→ Work required: Return each line below holding the string "your".

(Items from an interface collection)
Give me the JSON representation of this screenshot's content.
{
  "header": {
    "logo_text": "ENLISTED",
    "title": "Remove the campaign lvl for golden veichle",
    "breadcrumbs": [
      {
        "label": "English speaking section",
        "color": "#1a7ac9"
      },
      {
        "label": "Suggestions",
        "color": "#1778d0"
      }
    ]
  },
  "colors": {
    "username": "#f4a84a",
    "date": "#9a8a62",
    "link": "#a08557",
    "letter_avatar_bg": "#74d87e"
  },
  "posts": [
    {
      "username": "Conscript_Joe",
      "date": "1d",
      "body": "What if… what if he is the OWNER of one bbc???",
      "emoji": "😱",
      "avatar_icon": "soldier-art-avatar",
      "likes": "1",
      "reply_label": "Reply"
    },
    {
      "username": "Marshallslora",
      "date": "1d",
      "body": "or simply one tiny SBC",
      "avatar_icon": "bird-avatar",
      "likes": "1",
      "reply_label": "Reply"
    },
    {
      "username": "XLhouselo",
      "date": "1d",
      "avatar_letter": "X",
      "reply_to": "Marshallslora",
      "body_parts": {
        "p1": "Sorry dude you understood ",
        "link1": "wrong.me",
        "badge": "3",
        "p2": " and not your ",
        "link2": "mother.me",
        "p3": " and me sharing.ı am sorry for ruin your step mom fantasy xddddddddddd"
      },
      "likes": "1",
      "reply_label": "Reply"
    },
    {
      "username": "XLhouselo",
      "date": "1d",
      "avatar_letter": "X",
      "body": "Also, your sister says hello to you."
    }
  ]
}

→ Problem solution:
        "p2": " and not your ",
        "p3": " and me sharing.ı am sorry for ruin your step mom fantasy xddddddddddd"
      "body": "Also, your sister says hello to you."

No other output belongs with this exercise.